We made something like 160 of them in our mobile food trailer and hand delivered them, along with a few snacks, to each team bus just past the finish in about ninety minutes. The personalization was just something that seemed to go with the brown bag sack lunch concept- it reminded me of grammar school and always having my name on my lunch bag and a little reminder that someone cares about you. It made a long day longer for us, but the feedback we got from the riders made it all worth it.
What time did your team begin food prep before a stage, and what time did everyone get to bed each night?
Since we’re there to support the riders, we have to follow their schedule, albeit usually several hours earlier so we’re ready when they need us. The final day had an 8am start so we were up at 3am for that one, but usually it was slightly more reasonable. If you consider 4am reasonable, which I don’t at all. Bedtime was always a wonderful thing when it finally came, but the days were pretty long.
After dinner we had to rinse and prep the rice for the next morning as well as split our rice cookers between hotel rooms so they wouldn’t blow the circuits. Sounds easy enough but we were cooking A LOT of rice. Once that was done it was usually time to try to catch up on as much email as possible, before passing out; for me it was usually around midnight. The rice takes about an hour to cook so in a perfect world you would wake up, turn the rice on and get another hour of sleep, but it never felt like more than a few minutes.
We were too hungry to photograph any rice cakes before devouring them at a startlingly fast pace, so we stole a photo of this bacon and egg delicacy from the Skratch Labs Twitter feed…definitely worth a follow @SkratchLabs.
Skratch Labs provided a similar service to the NICA Gran Corsa on May 20. How many rice cakes did you prepare, and how much food did you prepare for the post-ride meal? What was the post-ride meal menu?
We seriously debated not participating in that one. Not because we didn’t want to, but because we knew we would all be pretty knackered by then.
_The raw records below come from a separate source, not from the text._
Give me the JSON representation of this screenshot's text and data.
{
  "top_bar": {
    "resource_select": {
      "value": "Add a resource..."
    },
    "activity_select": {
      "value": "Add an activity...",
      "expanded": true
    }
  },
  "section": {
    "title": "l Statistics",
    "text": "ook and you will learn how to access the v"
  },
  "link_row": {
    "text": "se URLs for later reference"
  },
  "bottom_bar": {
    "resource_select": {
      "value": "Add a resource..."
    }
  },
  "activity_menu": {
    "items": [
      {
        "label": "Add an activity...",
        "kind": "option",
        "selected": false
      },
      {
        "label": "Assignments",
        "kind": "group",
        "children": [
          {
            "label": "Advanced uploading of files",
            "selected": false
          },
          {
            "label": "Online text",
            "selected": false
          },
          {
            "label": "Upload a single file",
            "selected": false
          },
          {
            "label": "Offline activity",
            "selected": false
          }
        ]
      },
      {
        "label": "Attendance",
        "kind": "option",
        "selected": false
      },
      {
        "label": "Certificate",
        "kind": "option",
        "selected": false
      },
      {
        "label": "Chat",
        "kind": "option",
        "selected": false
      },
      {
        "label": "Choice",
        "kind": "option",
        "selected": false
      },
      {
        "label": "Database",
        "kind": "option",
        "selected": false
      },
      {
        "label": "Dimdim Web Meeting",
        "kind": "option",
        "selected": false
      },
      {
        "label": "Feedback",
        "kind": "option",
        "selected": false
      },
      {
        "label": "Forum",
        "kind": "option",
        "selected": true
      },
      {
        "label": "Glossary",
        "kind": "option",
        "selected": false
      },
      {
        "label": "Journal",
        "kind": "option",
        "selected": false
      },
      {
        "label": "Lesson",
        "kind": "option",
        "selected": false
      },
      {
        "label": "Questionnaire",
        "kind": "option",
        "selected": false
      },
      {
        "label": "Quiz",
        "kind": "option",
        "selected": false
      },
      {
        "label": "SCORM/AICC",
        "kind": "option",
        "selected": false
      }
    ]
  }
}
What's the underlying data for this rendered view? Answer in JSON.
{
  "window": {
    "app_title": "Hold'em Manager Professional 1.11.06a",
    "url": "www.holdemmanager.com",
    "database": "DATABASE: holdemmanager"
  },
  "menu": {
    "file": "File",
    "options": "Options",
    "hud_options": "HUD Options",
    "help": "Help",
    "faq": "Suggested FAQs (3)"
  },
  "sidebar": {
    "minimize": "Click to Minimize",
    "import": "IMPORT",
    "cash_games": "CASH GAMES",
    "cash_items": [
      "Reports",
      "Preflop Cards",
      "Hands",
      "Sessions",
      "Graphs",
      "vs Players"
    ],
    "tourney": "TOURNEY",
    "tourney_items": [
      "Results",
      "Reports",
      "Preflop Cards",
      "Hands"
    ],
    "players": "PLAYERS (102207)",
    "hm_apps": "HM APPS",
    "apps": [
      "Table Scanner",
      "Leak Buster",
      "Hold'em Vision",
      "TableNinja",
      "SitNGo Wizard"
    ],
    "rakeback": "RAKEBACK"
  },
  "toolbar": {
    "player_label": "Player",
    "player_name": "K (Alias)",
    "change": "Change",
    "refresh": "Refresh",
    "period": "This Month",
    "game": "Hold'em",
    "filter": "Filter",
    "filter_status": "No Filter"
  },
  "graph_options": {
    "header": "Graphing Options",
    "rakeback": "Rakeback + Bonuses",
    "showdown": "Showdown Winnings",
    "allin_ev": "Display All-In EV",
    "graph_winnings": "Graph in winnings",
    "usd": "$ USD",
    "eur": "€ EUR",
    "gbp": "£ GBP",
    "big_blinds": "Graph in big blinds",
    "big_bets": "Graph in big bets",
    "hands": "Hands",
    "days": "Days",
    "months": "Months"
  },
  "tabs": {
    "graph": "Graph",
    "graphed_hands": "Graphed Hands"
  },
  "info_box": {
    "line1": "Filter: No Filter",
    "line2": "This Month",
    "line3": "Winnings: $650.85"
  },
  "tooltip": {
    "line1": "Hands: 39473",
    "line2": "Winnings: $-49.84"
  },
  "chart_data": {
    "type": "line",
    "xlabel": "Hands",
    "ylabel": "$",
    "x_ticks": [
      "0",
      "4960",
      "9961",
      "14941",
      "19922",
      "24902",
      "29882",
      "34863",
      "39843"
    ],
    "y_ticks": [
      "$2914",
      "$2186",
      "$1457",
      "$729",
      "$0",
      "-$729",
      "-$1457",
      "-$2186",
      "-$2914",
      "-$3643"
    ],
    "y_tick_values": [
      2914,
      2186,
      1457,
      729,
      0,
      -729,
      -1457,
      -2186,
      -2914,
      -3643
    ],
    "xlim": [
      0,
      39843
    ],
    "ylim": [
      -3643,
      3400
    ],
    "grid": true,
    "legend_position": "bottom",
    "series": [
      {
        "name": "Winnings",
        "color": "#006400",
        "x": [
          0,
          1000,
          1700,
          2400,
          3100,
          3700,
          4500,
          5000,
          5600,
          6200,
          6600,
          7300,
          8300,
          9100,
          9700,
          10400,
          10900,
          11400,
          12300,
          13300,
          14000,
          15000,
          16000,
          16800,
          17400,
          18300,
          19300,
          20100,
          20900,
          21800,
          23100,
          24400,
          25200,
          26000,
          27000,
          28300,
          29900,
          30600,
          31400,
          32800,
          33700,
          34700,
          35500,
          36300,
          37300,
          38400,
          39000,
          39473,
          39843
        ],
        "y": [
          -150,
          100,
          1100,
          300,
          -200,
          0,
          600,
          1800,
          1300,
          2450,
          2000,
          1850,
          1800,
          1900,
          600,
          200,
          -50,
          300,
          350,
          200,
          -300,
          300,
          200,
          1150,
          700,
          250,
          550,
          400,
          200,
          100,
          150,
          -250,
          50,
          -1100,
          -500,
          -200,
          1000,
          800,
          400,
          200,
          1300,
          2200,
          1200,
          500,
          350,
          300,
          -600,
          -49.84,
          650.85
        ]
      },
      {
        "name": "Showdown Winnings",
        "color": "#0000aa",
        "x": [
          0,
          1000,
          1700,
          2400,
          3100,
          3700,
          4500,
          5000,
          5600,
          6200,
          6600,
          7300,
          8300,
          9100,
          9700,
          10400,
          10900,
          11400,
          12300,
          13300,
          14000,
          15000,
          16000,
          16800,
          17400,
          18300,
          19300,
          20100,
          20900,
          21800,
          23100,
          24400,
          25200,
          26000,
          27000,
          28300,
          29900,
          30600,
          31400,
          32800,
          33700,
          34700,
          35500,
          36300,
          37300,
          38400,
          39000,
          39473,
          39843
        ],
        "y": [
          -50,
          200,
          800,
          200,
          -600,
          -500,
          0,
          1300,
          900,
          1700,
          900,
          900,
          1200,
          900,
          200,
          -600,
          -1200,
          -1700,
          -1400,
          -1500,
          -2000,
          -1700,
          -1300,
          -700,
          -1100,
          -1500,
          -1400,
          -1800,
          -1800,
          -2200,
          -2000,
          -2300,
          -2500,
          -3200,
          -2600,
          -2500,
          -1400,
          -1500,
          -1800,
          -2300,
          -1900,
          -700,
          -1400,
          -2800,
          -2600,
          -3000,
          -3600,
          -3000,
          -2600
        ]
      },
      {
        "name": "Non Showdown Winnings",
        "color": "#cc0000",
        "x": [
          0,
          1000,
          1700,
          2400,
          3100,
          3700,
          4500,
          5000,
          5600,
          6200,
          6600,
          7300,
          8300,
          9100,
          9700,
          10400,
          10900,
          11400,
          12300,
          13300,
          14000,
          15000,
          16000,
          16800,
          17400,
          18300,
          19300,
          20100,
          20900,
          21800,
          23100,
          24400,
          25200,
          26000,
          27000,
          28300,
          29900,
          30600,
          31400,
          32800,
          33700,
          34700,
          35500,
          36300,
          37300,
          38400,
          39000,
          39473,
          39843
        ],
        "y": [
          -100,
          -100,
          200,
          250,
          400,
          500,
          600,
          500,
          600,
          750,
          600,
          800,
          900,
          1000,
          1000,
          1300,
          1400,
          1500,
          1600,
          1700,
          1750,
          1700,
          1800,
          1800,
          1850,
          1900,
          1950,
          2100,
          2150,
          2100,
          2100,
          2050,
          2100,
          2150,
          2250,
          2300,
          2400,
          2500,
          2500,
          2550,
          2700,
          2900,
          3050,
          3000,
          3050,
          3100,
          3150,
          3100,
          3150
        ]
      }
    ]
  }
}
Ultimately, we decided the juice was worth the squeeze as high school mountain biking is something we all believe in and are very proud to support in any way we can. We’re still a tiny, sales-funded company and cash sponsorship simply isn’t an option for us, so we gave what we do have, which is our time and our passion for cooking real food. Especially to support kids on bikes.
Most of us grew up the odd-kid out for riding bikes and it’s great to see it becoming more and more mainstream at the high school level. As to the food- I’m glad to hear you enjoyed it. A few of us were lucky enough to sneak out for part of the ride, but most of the crew worked hard to bring that together for the event. I think we did about 100 of the sweet version of rice cake for that ride just to give participants a taste of both the flavor and the experience of what we had been doing all week for the pros.
Gary Fisher, Alex Osborne and Co. certainly seem to be enjoying the fruits of Chef Biju Thomas’ labors.
The NICA Gran Corsa lunch menu from Chef Biju:
Grilled baguettes with chopped romaine and Parmesan, sea salt and lemon juice
Chopped veg and rice salad
Grilled cheese tortellini with mushrooms and onions
Maple syrup brushed chicken with fresh lemon juice
Grilled salmon with a spicy ginger BBQ sauce
Dessert was grilled angel food cake with cinnamon spiced yogurt, fresh berries, and our own house made granola, made by Biju at his Boulder, Colorado home.
Once lunch was done we all had to was clean up and make a mad dash for the airport to finally get home. We hope to provide the same support services at the USA Pro Cycling Challenge in Colorado in August and believe we already have some great ideas to improve upon what we did in California.